11-29-18. – Life expectancy has been the biggest drop in 2017 in the United States in 2014, especially in the face of the drug abuse crisis, but also in the rise of suicides, according to health statistics published on Thursday.
"This is the first time we see the downward trend in the 1918 flu epidemic," said Robert Anderson, head of statistics statistics for mortality at the National Statistics Center, with data AFP. Anderson points out that the decline was much stronger in 1918.
In 2017, birth-life expectancy was 76.1 years for men and 81.1 for women. The population average was 78.6 years, compared to 78.9% in 2014.
In addition, they are less than three and a half years old in Canada, on the other side of the border, and it also causes excesses.
"Statistics are warning us and we show that many Americans lose, very soon, to prevent reasons," said Robert Redfield, Director of Centers for Disease Control and Prevention (CDC).
Drug abuse has begun in the early 2000s and its intensity has grown in the last four years.
In 2017, 70,000 Americans were killed by drug abusers, 10% more than in 2016.
In terms of death, Anderson compared this situation with the rise of the HIV epidemic, but with one side: he quickly refused. The statistics expects an excess dose to continue the same path. "We are a developed country, life expectancy must be increased, not shrinking," he said.
35 Out of the OECD countries, Iceland has only experienced a decline in life expectancy since 2016. In other places, it has risen or has stopped.
Suicides also continued in parallel in 2017 in the United States and caused 47,000 deaths. Since 1999, the suicide rate has risen 33%.
"We're working hard to make these reversals a bit," said the Democratic Congress Bill Foster.
– Opioids –
There are two excess categories. For non-opioid drugs, such as cocaine and methamphetamine, and the other, in the case of psycho-stimulants, approximately 27,000 people died.
However, the increase is largely secondary to opioids.
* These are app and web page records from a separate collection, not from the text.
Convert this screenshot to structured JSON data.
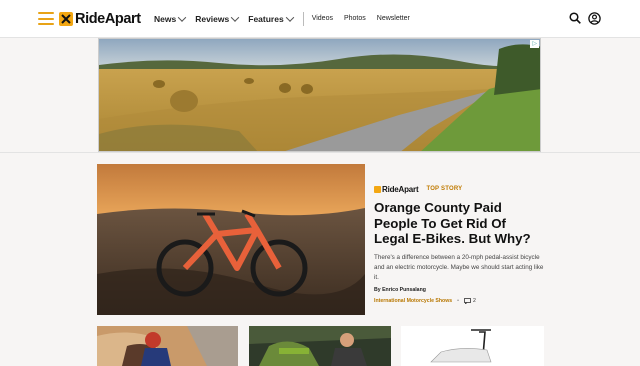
{
  "header": {
    "logo_text": "RideApart",
    "nav": [
      {
        "label": "News",
        "has_dropdown": true
      },
      {
        "label": "Reviews",
        "has_dropdown": true
      },
      {
        "label": "Features",
        "has_dropdown": true
      }
    ],
    "links": [
      "Videos",
      "Photos",
      "Newsletter"
    ],
    "icons": [
      "menu-icon",
      "search-icon",
      "account-icon"
    ]
  },
  "ad": {
    "badge": "▷"
  },
  "top_story": {
    "brand": "RideApart",
    "tag": "TOP STORY",
    "headline": "Orange County Paid People To Get Rid Of Legal E-Bikes. But Why?",
    "dek": "There's a difference between a 20-mph pedal-assist bicycle and an electric motorcycle. Maybe we should start acting like it.",
    "byline_prefix": "By",
    "author": "Enrico Punsalang",
    "category": "International Motorcycle Shows",
    "separator": "•",
    "comment_count": "2"
  },
  "colors": {
    "accent": "#f3a712",
    "category": "#b87700"
  }
}
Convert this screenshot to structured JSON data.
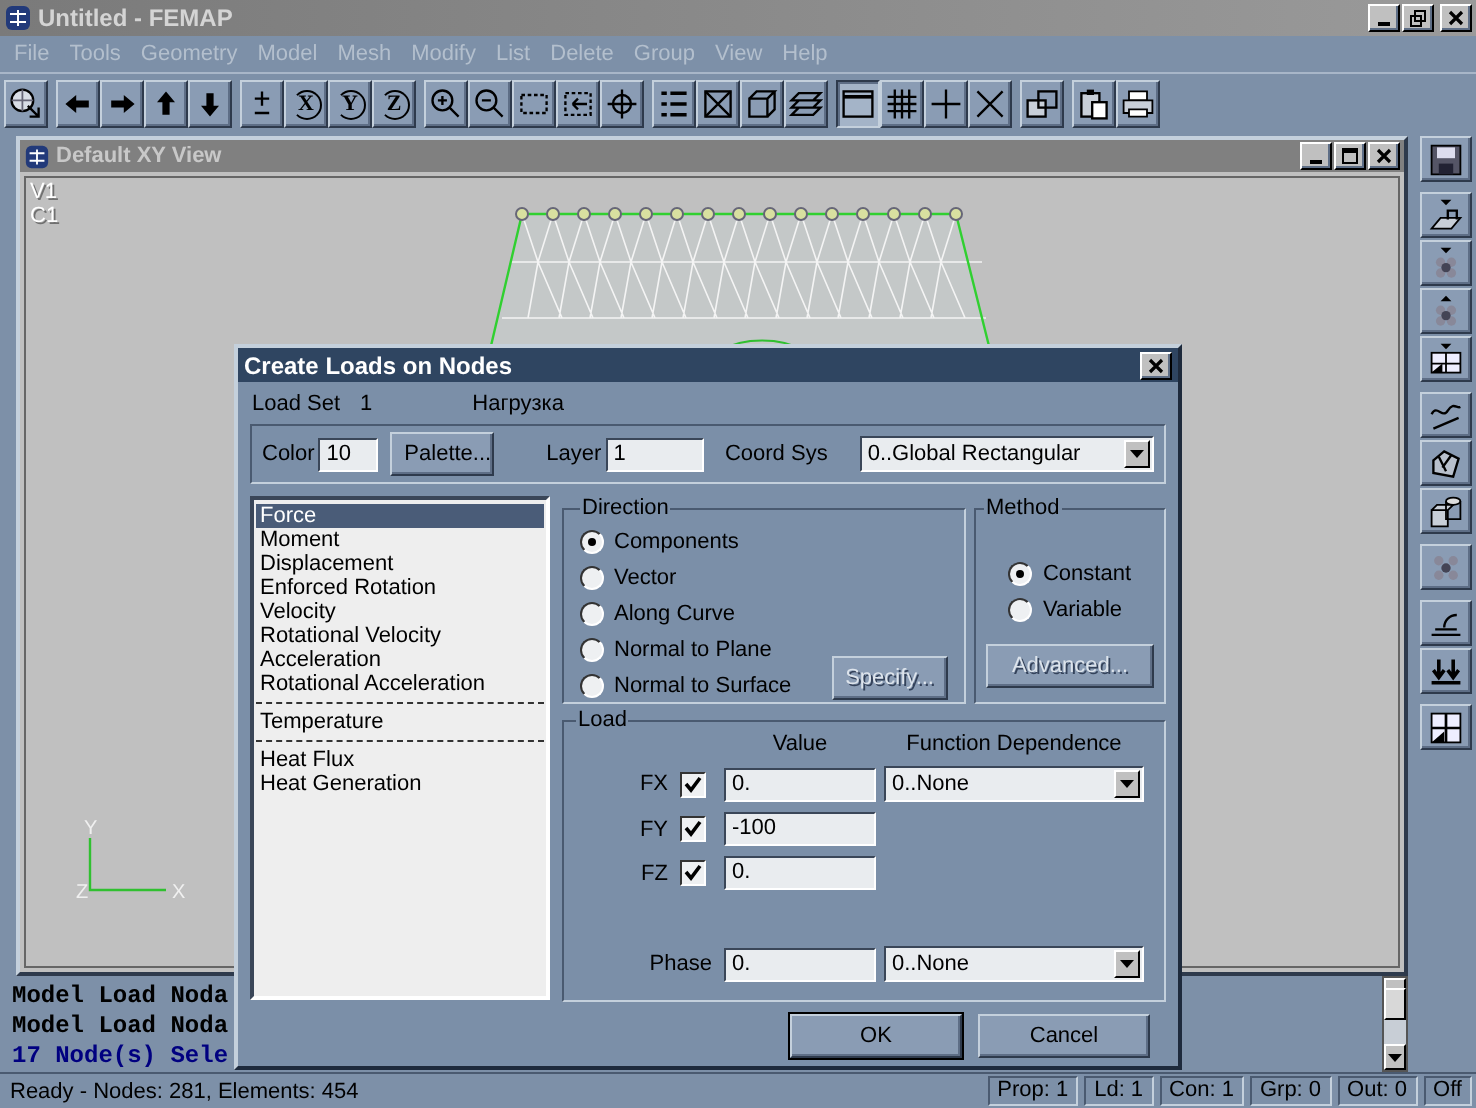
{
  "window": {
    "title": "Untitled - FEMAP"
  },
  "menu": [
    "File",
    "Tools",
    "Geometry",
    "Model",
    "Mesh",
    "Modify",
    "List",
    "Delete",
    "Group",
    "View",
    "Help"
  ],
  "toolbar": [
    [
      {
        "kind": "view-select",
        "pressed": false
      }
    ],
    [
      {
        "kind": "arrow-left",
        "pressed": false
      },
      {
        "kind": "arrow-right",
        "pressed": false
      },
      {
        "kind": "arrow-up",
        "pressed": false
      },
      {
        "kind": "arrow-down",
        "pressed": false
      }
    ],
    [
      {
        "kind": "plus-minus",
        "pressed": false
      },
      {
        "kind": "rotate",
        "label": "X",
        "pressed": false
      },
      {
        "kind": "rotate",
        "label": "Y",
        "pressed": false
      },
      {
        "kind": "rotate",
        "label": "Z",
        "pressed": false
      }
    ],
    [
      {
        "kind": "zoom-in",
        "pressed": false
      },
      {
        "kind": "zoom-out",
        "pressed": false
      },
      {
        "kind": "dashed-rect",
        "pressed": false
      },
      {
        "kind": "dashed-rect-arrow",
        "pressed": false
      },
      {
        "kind": "crosshair",
        "pressed": false
      }
    ],
    [
      {
        "kind": "list",
        "pressed": false
      },
      {
        "kind": "box-x",
        "pressed": false
      },
      {
        "kind": "cube",
        "pressed": false
      },
      {
        "kind": "layers",
        "pressed": false
      }
    ],
    [
      {
        "kind": "window",
        "pressed": true
      },
      {
        "kind": "grid",
        "pressed": false
      },
      {
        "kind": "plus",
        "pressed": false
      },
      {
        "kind": "cross",
        "pressed": false
      }
    ],
    [
      {
        "kind": "copy",
        "pressed": false
      }
    ],
    [
      {
        "kind": "clipboard",
        "pressed": false
      },
      {
        "kind": "printer",
        "pressed": false
      }
    ]
  ],
  "side_toolbar": [
    [
      {
        "kind": "disk"
      }
    ],
    [
      {
        "kind": "surface-load"
      },
      {
        "kind": "nodes-down"
      },
      {
        "kind": "nodes-up"
      },
      {
        "kind": "panel-down"
      }
    ],
    [
      {
        "kind": "curve"
      },
      {
        "kind": "bricks"
      },
      {
        "kind": "solids"
      }
    ],
    [
      {
        "kind": "nodes"
      }
    ],
    [
      {
        "kind": "trowel"
      },
      {
        "kind": "double-arrow"
      }
    ],
    [
      {
        "kind": "quad"
      }
    ]
  ],
  "view": {
    "title": "Default XY View",
    "labels": [
      "V1",
      "C1"
    ],
    "axes": {
      "y": "Y",
      "z": "Z",
      "x": "X"
    }
  },
  "messages": [
    {
      "text": "Model Load Noda",
      "color": "#000000"
    },
    {
      "text": "Model Load Noda",
      "color": "#000000"
    },
    {
      "text": "17 Node(s) Sele",
      "color": "#000080"
    }
  ],
  "status_bar": {
    "message": "Ready - Nodes: 281,  Elements: 454",
    "panes": [
      "Prop: 1",
      "Ld: 1",
      "Con: 1",
      "Grp: 0",
      "Out: 0",
      "Off"
    ]
  },
  "dialog": {
    "title": "Create Loads on Nodes",
    "load_set": {
      "label": "Load Set",
      "number": "1",
      "name": "Нагрузка"
    },
    "color": {
      "label": "Color",
      "value": "10"
    },
    "palette_button": {
      "label": "Palette..."
    },
    "layer": {
      "label": "Layer",
      "value": "1"
    },
    "coord_sys": {
      "label": "Coord Sys",
      "value": "0..Global Rectangular"
    },
    "load_types": [
      [
        {
          "label": "Force",
          "selected": true
        },
        {
          "label": "Moment",
          "selected": false
        },
        {
          "label": "Displacement",
          "selected": false
        },
        {
          "label": "Enforced Rotation",
          "selected": false
        },
        {
          "label": "Velocity",
          "selected": false
        },
        {
          "label": "Rotational Velocity",
          "selected": false
        },
        {
          "label": "Acceleration",
          "selected": false
        },
        {
          "label": "Rotational Acceleration",
          "selected": false
        }
      ],
      [
        {
          "label": "Temperature",
          "selected": false
        }
      ],
      [
        {
          "label": "Heat Flux",
          "selected": false
        },
        {
          "label": "Heat Generation",
          "selected": false
        }
      ]
    ],
    "direction": {
      "label": "Direction",
      "options": [
        {
          "label": "Components",
          "selected": true
        },
        {
          "label": "Vector",
          "selected": false
        },
        {
          "label": "Along Curve",
          "selected": false
        },
        {
          "label": "Normal to Plane",
          "selected": false
        },
        {
          "label": "Normal to Surface",
          "selected": false
        }
      ],
      "specify_button": {
        "label": "Specify...",
        "disabled": true
      }
    },
    "method": {
      "label": "Method",
      "options": [
        {
          "label": "Constant",
          "selected": true
        },
        {
          "label": "Variable",
          "selected": false
        }
      ],
      "advanced_button": {
        "label": "Advanced...",
        "disabled": true
      }
    },
    "load": {
      "label": "Load",
      "value_header": "Value",
      "function_header": "Function Dependence",
      "components": [
        {
          "label": "FX",
          "checked": true,
          "value": "0.",
          "function": "0..None"
        },
        {
          "label": "FY",
          "checked": true,
          "value": "-100"
        },
        {
          "label": "FZ",
          "checked": true,
          "value": "0."
        }
      ],
      "phase": {
        "label": "Phase",
        "value": "0.",
        "function": "0..None"
      }
    },
    "buttons": [
      {
        "label": "OK",
        "default": true
      },
      {
        "label": "Cancel",
        "default": false
      }
    ]
  }
}
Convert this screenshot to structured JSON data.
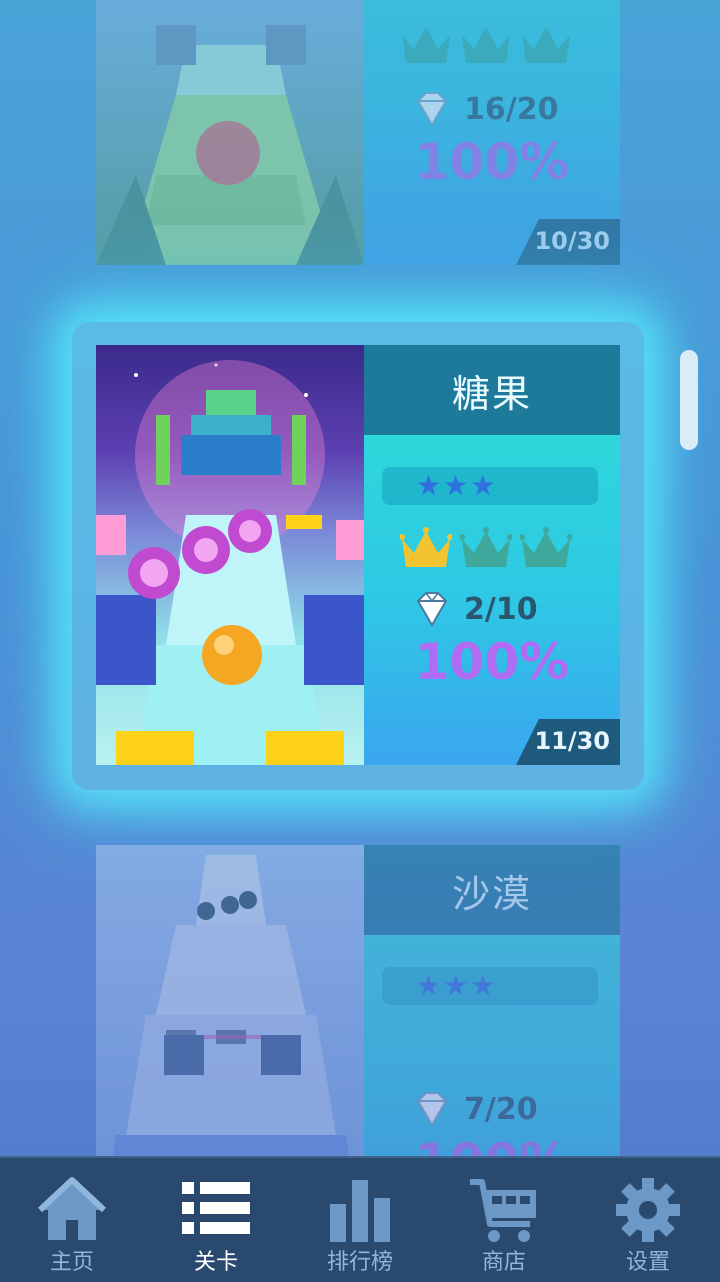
{
  "levels": [
    {
      "name": "",
      "stars": "★★★",
      "crowns_earned": 0,
      "gems": "16/20",
      "percent": "100%",
      "number": "10/30"
    },
    {
      "name": "糖果",
      "stars": "★★★",
      "crowns_earned": 1,
      "gems": "2/10",
      "percent": "100%",
      "number": "11/30"
    },
    {
      "name": "沙漠",
      "stars": "★★★",
      "crowns_earned": 0,
      "gems": "7/20",
      "percent": "100%",
      "number": ""
    }
  ],
  "colors": {
    "crown_gold": "#f4c430",
    "crown_empty": "#3fa89c",
    "percent": "#b06cf2",
    "nav_bg": "#294a6e"
  },
  "nav": {
    "items": [
      {
        "label": "主页",
        "icon": "home-icon"
      },
      {
        "label": "关卡",
        "icon": "list-icon"
      },
      {
        "label": "排行榜",
        "icon": "leaderboard-icon"
      },
      {
        "label": "商店",
        "icon": "cart-icon"
      },
      {
        "label": "设置",
        "icon": "gear-icon"
      }
    ],
    "active_index": 1
  }
}
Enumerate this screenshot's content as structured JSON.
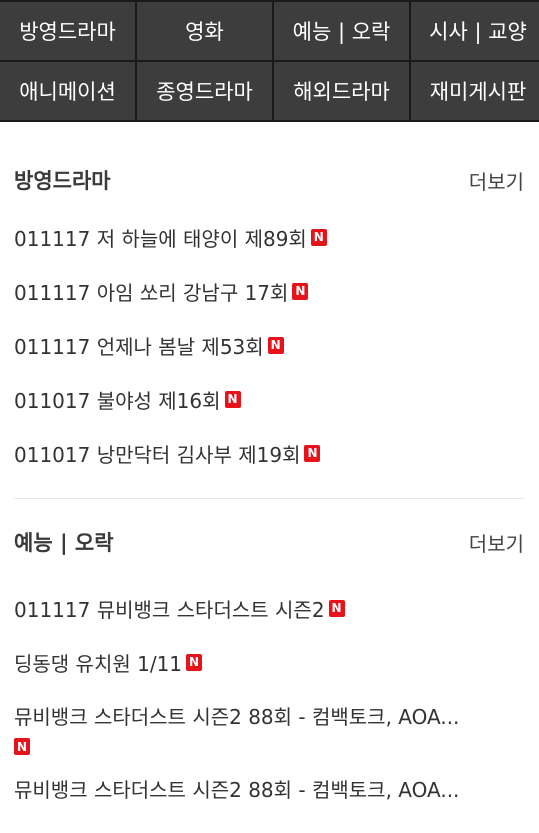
{
  "nav": {
    "items": [
      {
        "label": "방영드라마"
      },
      {
        "label": "영화"
      },
      {
        "label": "예능 | 오락"
      },
      {
        "label": "시사 | 교양"
      },
      {
        "label": "애니메이션"
      },
      {
        "label": "종영드라마"
      },
      {
        "label": "해외드라마"
      },
      {
        "label": "재미게시판"
      }
    ]
  },
  "badge_label": "N",
  "sections": [
    {
      "title": "방영드라마",
      "more_label": "더보기",
      "items": [
        {
          "text": "011117 저 하늘에 태양이 제89회"
        },
        {
          "text": "011117 아임 쏘리 강남구 17회"
        },
        {
          "text": "011117 언제나 봄날 제53회"
        },
        {
          "text": "011017 불야성 제16회"
        },
        {
          "text": "011017 낭만닥터 김사부 제19회"
        }
      ]
    },
    {
      "title": "예능 | 오락",
      "more_label": "더보기",
      "items": [
        {
          "text": "011117 뮤비뱅크 스타더스트 시즌2"
        },
        {
          "text": "딩동댕 유치원 1/11"
        },
        {
          "text": "뮤비뱅크 스타더스트 시즌2 88회 - 컴백토크, AOA..."
        },
        {
          "text": "뮤비뱅크 스타더스트 시즌2 88회 - 컴백토크, AOA..."
        }
      ]
    }
  ],
  "colors": {
    "nav_bg": "#3d3d3d",
    "nav_border": "#1a1a1a",
    "badge": "#e8121b"
  }
}
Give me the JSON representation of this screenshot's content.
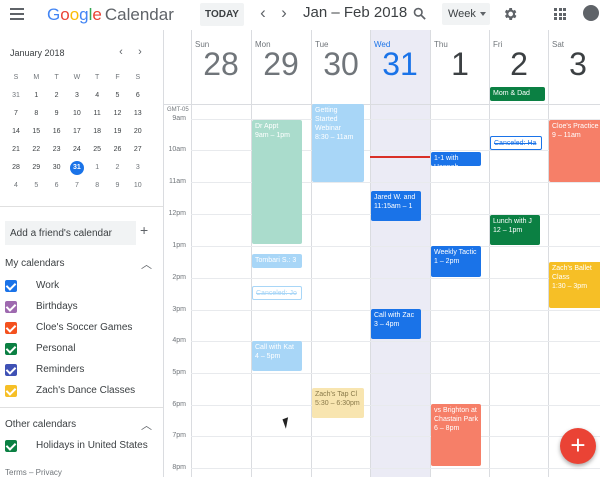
{
  "header": {
    "logo_google": [
      "G",
      "o",
      "o",
      "g",
      "l",
      "e"
    ],
    "logo_calendar": "Calendar",
    "today_label": "TODAY",
    "prev_label": "‹",
    "next_label": "›",
    "range_title": "Jan – Feb 2018",
    "view_label": "Week"
  },
  "mini_calendar": {
    "month_label": "January 2018",
    "prev": "‹",
    "next": "›",
    "weekdays": [
      "S",
      "M",
      "T",
      "W",
      "T",
      "F",
      "S"
    ],
    "weeks": [
      [
        "31",
        "1",
        "2",
        "3",
        "4",
        "5",
        "6"
      ],
      [
        "7",
        "8",
        "9",
        "10",
        "11",
        "12",
        "13"
      ],
      [
        "14",
        "15",
        "16",
        "17",
        "18",
        "19",
        "20"
      ],
      [
        "21",
        "22",
        "23",
        "24",
        "25",
        "26",
        "27"
      ],
      [
        "28",
        "29",
        "30",
        "31",
        "1",
        "2",
        "3"
      ],
      [
        "4",
        "5",
        "6",
        "7",
        "8",
        "9",
        "10"
      ]
    ],
    "today": "31"
  },
  "sidebar": {
    "add_friend_placeholder": "Add a friend's calendar",
    "add_plus": "+",
    "my_calendars_title": "My calendars",
    "my_calendars": [
      {
        "name": "Work",
        "color": "#1a73e8"
      },
      {
        "name": "Birthdays",
        "color": "#9e69af"
      },
      {
        "name": "Cloe's Soccer Games",
        "color": "#f4511e"
      },
      {
        "name": "Personal",
        "color": "#0b8043"
      },
      {
        "name": "Reminders",
        "color": "#3f51b5"
      },
      {
        "name": "Zach's Dance Classes",
        "color": "#f6bf26"
      }
    ],
    "other_calendars_title": "Other calendars",
    "other_calendars": [
      {
        "name": "Holidays in United States",
        "color": "#0b8043"
      }
    ],
    "footer": "Terms – Privacy"
  },
  "week": {
    "timezone": "GMT-05",
    "days": [
      {
        "name": "Sun",
        "date": "28"
      },
      {
        "name": "Mon",
        "date": "29"
      },
      {
        "name": "Tue",
        "date": "30"
      },
      {
        "name": "Wed",
        "date": "31"
      },
      {
        "name": "Thu",
        "date": "1"
      },
      {
        "name": "Fri",
        "date": "2"
      },
      {
        "name": "Sat",
        "date": "3"
      }
    ],
    "hours": [
      "9am",
      "10am",
      "11am",
      "12pm",
      "1pm",
      "2pm",
      "3pm",
      "4pm",
      "5pm",
      "6pm",
      "7pm",
      "8pm"
    ]
  },
  "events": [
    {
      "day": 5,
      "allday": true,
      "title": "Mom & Dad",
      "time": "",
      "color": "#0b8043"
    },
    {
      "day": 1,
      "title": "Dr Appt",
      "time": "9am – 1pm",
      "color": "#aadccc"
    },
    {
      "day": 2,
      "title": "Getting Started Webinar",
      "time": "8:30 – 11am",
      "color": "#a8d6f7"
    },
    {
      "day": 4,
      "title": "1-1 with Hannah",
      "time": "",
      "color": "#1a73e8"
    },
    {
      "day": 5,
      "title": "Canceled: Ha",
      "time": "",
      "color": "#1a73e8",
      "outline": true
    },
    {
      "day": 6,
      "title": "Cloe's Practice",
      "time": "9 – 11am",
      "color": "#f67f68"
    },
    {
      "day": 3,
      "title": "Jared W. and",
      "time": "11:15am – 1",
      "color": "#1a73e8"
    },
    {
      "day": 5,
      "title": "Lunch with J",
      "time": "12 – 1pm",
      "color": "#0b8043"
    },
    {
      "day": 1,
      "title": "Tombari S.: 3",
      "time": "",
      "color": "#a8d6f7"
    },
    {
      "day": 4,
      "title": "Weekly Tactic",
      "time": "1 – 2pm",
      "color": "#1a73e8"
    },
    {
      "day": 6,
      "title": "Zach's Ballet Class",
      "time": "1:30 – 3pm",
      "color": "#f6bf26"
    },
    {
      "day": 1,
      "title": "Canceled: Jo",
      "time": "",
      "color": "#a8d6f7",
      "outline": true
    },
    {
      "day": 3,
      "title": "Call with Zac",
      "time": "3 – 4pm",
      "color": "#1a73e8"
    },
    {
      "day": 1,
      "title": "Call with Kat",
      "time": "4 – 5pm",
      "color": "#a8d6f7"
    },
    {
      "day": 2,
      "title": "Zach's Tap Cl",
      "time": "5:30 – 6:30pm",
      "color": "#f8e5b0"
    },
    {
      "day": 4,
      "title": "vs Brighton at Chastain Park",
      "time": "6 – 8pm",
      "color": "#f67f68"
    }
  ],
  "fab_label": "+"
}
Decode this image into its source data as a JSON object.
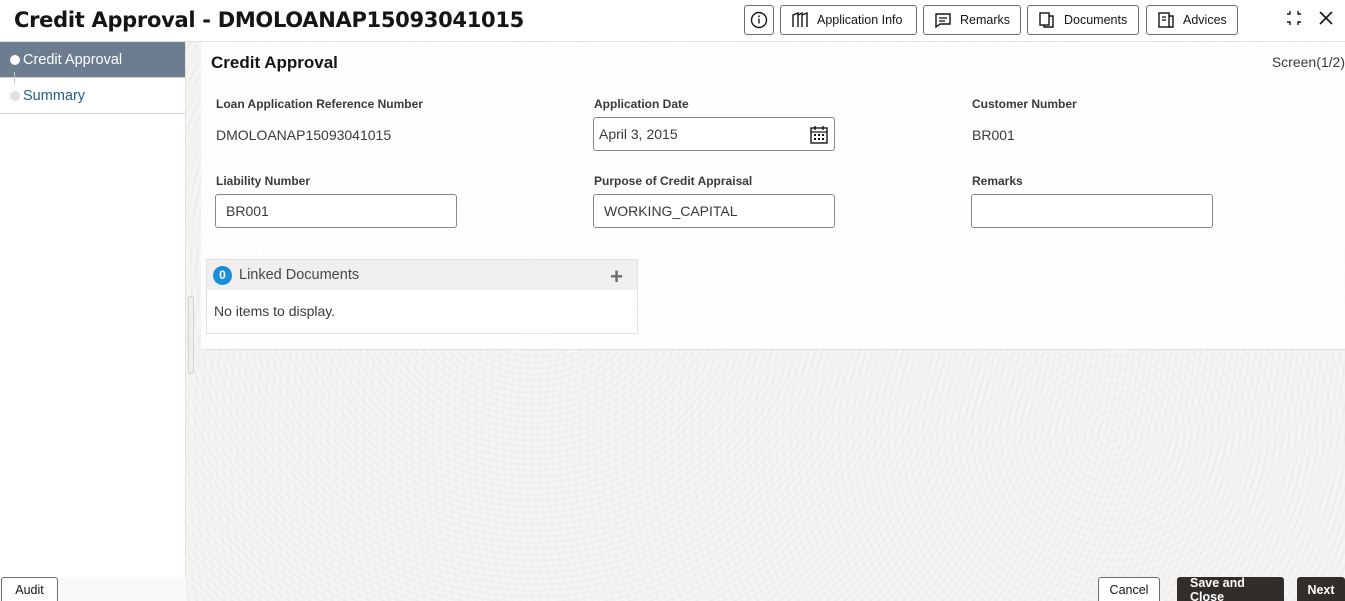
{
  "header": {
    "title": "Credit Approval - DMOLOANAP15093041015",
    "buttons": {
      "application_info": "Application Info",
      "remarks": "Remarks",
      "documents": "Documents",
      "advices": "Advices"
    },
    "icons": [
      "info-icon",
      "application-info-icon",
      "remarks-icon",
      "documents-icon",
      "advices-icon",
      "expand-icon",
      "close-icon"
    ]
  },
  "sidebar": {
    "items": [
      {
        "label": "Credit Approval",
        "active": true
      },
      {
        "label": "Summary",
        "active": false
      }
    ]
  },
  "main": {
    "section_title": "Credit Approval",
    "screen_indicator": "Screen(1/2)",
    "fields": {
      "loan_ref": {
        "label": "Loan Application Reference Number",
        "value": "DMOLOANAP15093041015"
      },
      "app_date": {
        "label": "Application Date",
        "value": "April 3, 2015"
      },
      "customer_number": {
        "label": "Customer Number",
        "value": "BR001"
      },
      "liability_number": {
        "label": "Liability Number",
        "value": "BR001"
      },
      "purpose": {
        "label": "Purpose of Credit Appraisal",
        "value": "WORKING_CAPITAL"
      },
      "remarks": {
        "label": "Remarks",
        "value": ""
      }
    },
    "linked_documents": {
      "count": "0",
      "title": "Linked Documents",
      "empty_text": "No items to display."
    }
  },
  "footer": {
    "audit": "Audit",
    "cancel": "Cancel",
    "save_close": "Save and Close",
    "next": "Next"
  },
  "colors": {
    "accent": "#1a8ed8",
    "sidebar_active": "#6b7d8e",
    "primary_button": "#312d2a"
  }
}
This calls for heroin, morphine and semi-synthetic opioids, such as oxycodone, prescription cancer, but is sold on the black market, with the help of medical and laboratory accomplices requiring the exclusion of the problem, dependence.
Lately, most deaths come from the emergence of new drugs: dozens of synthetic opioids, such as fentanyl, stronger than heroin, which may be a minor dose defect. Some 28,000 Americans were killed in 2017 by fentanyl or similar drugs.
"The opiate market is completely dominated by fentanyl," said Joshua Sharfstein, former Maryland health officer at Johns Hopkins University, at The Washington Post.
The death rate of synthetic opium was between 2015 and 2016. Last year, 45% added.
But the 2017 figure reveals a relative expectation that the number of overdoses continues to grow but at a slower pace.
Preliminary data for 2018 also suggest that the crisis was a peak this year. "But it's hard to say," because they are just a few months ago, Robert Anderson said the honest.
In Staten Island, New York, Dr. Harshal Kirane, the director of dependency services, raises consequences. "Surely, the route is definitely a curve," said AFP. "But 70,000 dead, it's still hard to digest."
All the country is not affected by the plague. The states of the center, from Texas to South Dakota, are safe.
The crisis is in New England English, in the northeast, where overdose deaths provide more than a quarter of the donation of organs to find traffic accidents.
He is very old in both states of the old industrial belt (Ohio and Pennsylvania) and, above all, in a very poor West Virginia. Previously, there is a sad figure of 58,000 deaths of 100,000 people compared to the national average. 22